··· Materials provided ···
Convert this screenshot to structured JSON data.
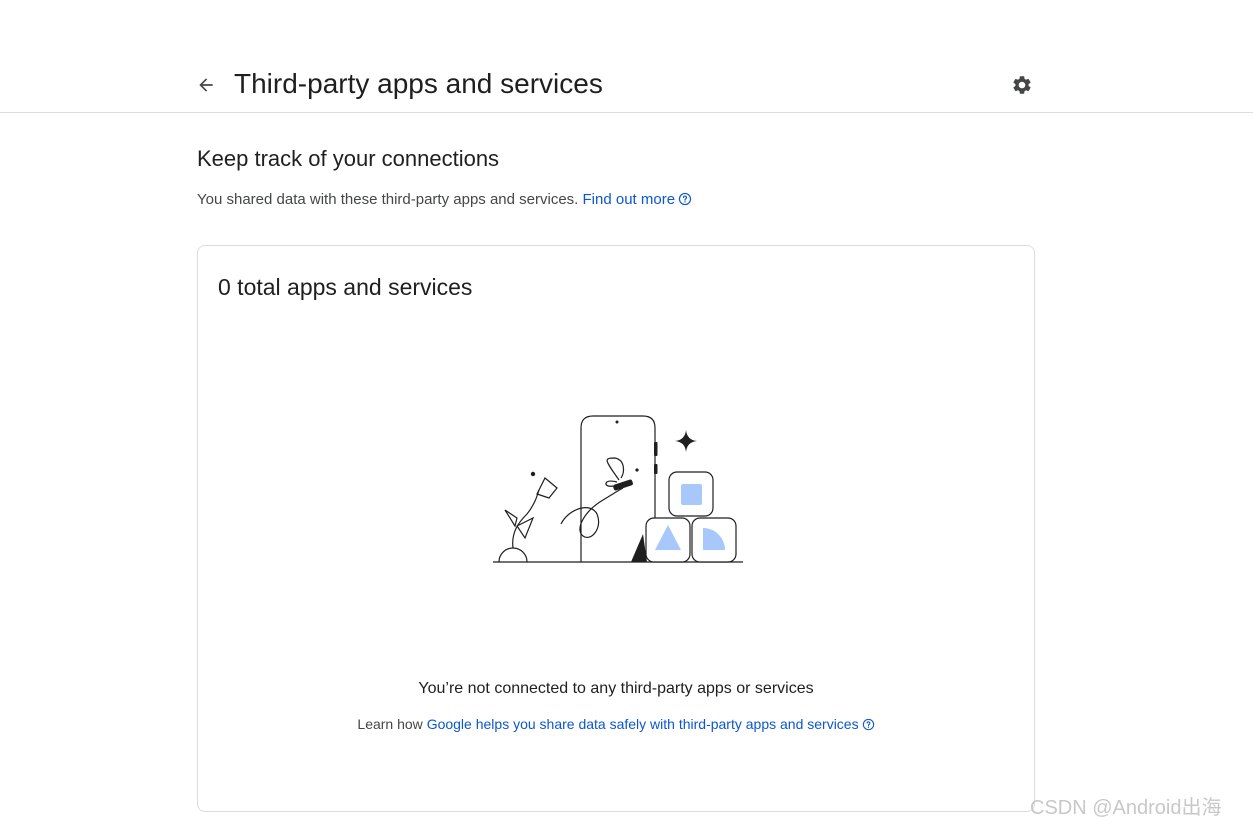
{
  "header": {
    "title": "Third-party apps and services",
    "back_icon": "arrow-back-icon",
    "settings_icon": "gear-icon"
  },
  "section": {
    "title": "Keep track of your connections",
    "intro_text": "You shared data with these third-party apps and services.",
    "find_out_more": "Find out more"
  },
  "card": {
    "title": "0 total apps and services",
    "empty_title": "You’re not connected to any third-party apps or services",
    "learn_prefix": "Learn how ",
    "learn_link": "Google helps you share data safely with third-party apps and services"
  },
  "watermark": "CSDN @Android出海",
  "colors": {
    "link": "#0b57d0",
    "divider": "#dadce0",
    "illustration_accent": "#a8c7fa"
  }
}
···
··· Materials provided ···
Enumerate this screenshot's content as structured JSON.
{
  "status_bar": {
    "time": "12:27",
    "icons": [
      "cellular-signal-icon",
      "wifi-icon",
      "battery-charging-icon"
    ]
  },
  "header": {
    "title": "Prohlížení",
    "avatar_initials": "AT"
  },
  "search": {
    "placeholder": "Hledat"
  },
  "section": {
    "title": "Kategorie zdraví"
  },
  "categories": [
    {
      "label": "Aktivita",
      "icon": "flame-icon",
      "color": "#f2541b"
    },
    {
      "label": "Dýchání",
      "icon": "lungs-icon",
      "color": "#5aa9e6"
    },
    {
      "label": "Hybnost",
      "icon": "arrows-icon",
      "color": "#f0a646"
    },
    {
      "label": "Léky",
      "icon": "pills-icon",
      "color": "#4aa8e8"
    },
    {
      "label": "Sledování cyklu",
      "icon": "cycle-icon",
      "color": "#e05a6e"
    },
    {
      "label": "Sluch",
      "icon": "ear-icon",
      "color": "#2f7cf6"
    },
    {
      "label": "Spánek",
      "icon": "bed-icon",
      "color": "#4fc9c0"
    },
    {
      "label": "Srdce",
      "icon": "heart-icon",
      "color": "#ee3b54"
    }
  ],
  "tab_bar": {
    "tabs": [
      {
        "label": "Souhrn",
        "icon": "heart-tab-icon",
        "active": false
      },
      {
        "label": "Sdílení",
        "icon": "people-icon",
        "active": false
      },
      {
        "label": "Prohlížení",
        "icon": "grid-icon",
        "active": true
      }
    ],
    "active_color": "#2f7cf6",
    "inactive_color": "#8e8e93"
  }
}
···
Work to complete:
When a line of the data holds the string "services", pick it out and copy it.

Solution for this task:
    "title": "Third-party apps and services",
    "intro_text": "You shared data with these third-party apps and services.",
    "title": "0 total apps and services",
    "empty_title": "You’re not connected to any third-party apps or services",
    "learn_link": "Google helps you share data safely with third-party apps and services"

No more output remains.